The main advantage of WAM technology is that it provides a better picture of the airspace. While conventional radars look outwards and upwards, WAM antennas also give a picture downwards.

Given Norway’s topography, which features numerous fjords and valleys, the new WAM technology make it possible for pilots and air traffic services to collaborate in a better way. This is very useful in search and rescue missions, for example, and increases the safety level in Norwegian aviation, explained Ellen Lystad, director of new technology development within air navigation at Avinor. The new technology will replace about half of Norway’s conventional radars, the airports operator said.

Defence and security company Saab is the technology provider in Avinor’s WAM project.
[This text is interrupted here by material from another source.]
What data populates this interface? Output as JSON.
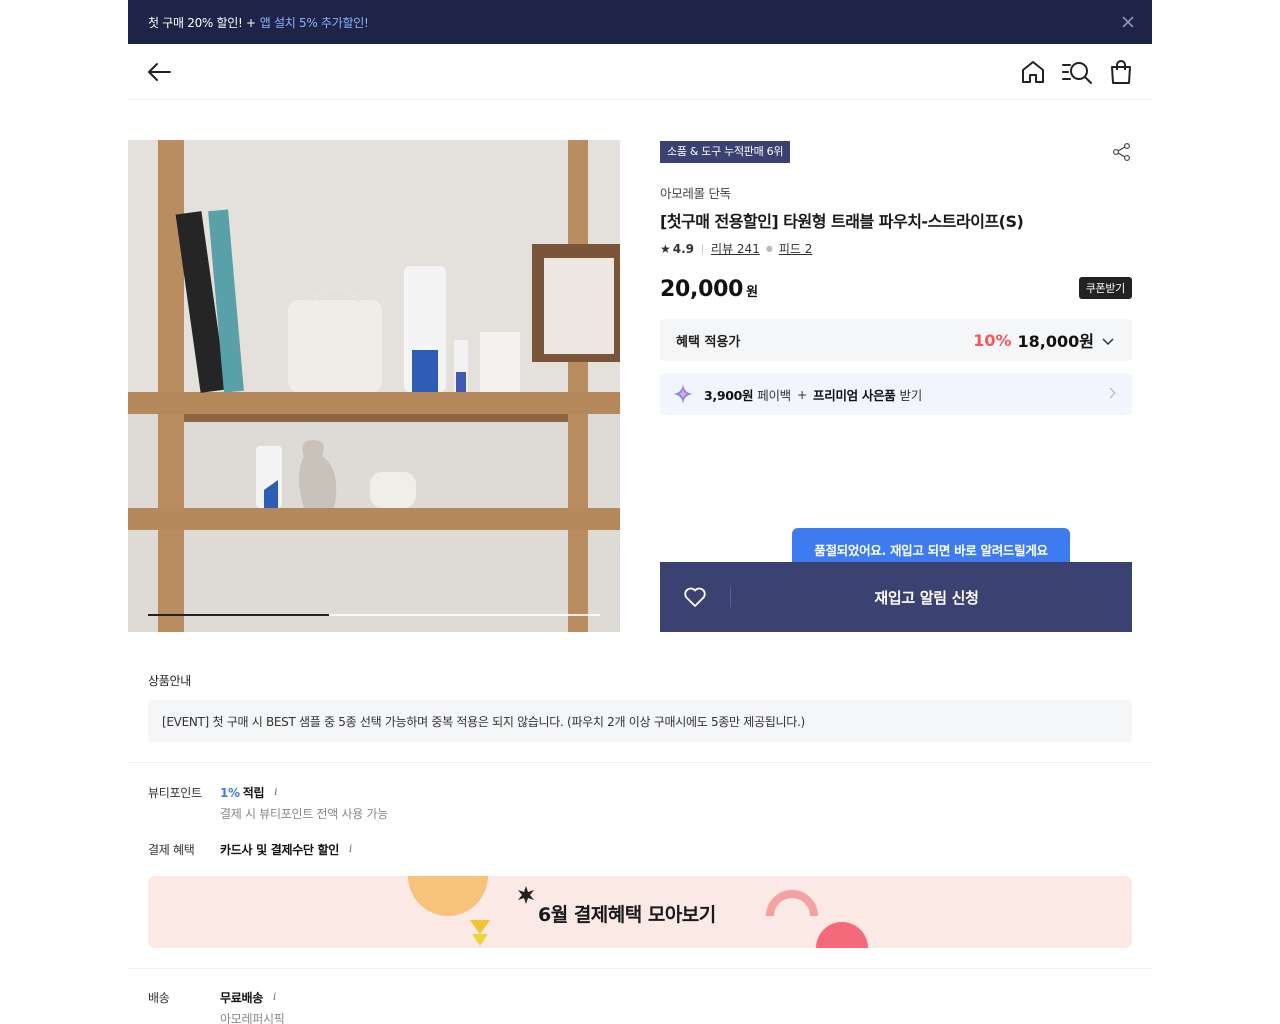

“Norway has a very challenging topography, and to ensure a good picture of the airspace for Avinor, we have installed a large number of antennas there. This makes the project one of the world’s largest and most complex of its kind,” said Jeff Thompson, ATM safety and efficiency programme manager at Saab.

There are about 600,000 flight movements across Norway every year, making the new WAM technology crucial to Avinor’s ability to deliver safe, stable, and efficient operations.

Image: Avinor/Finn Reitan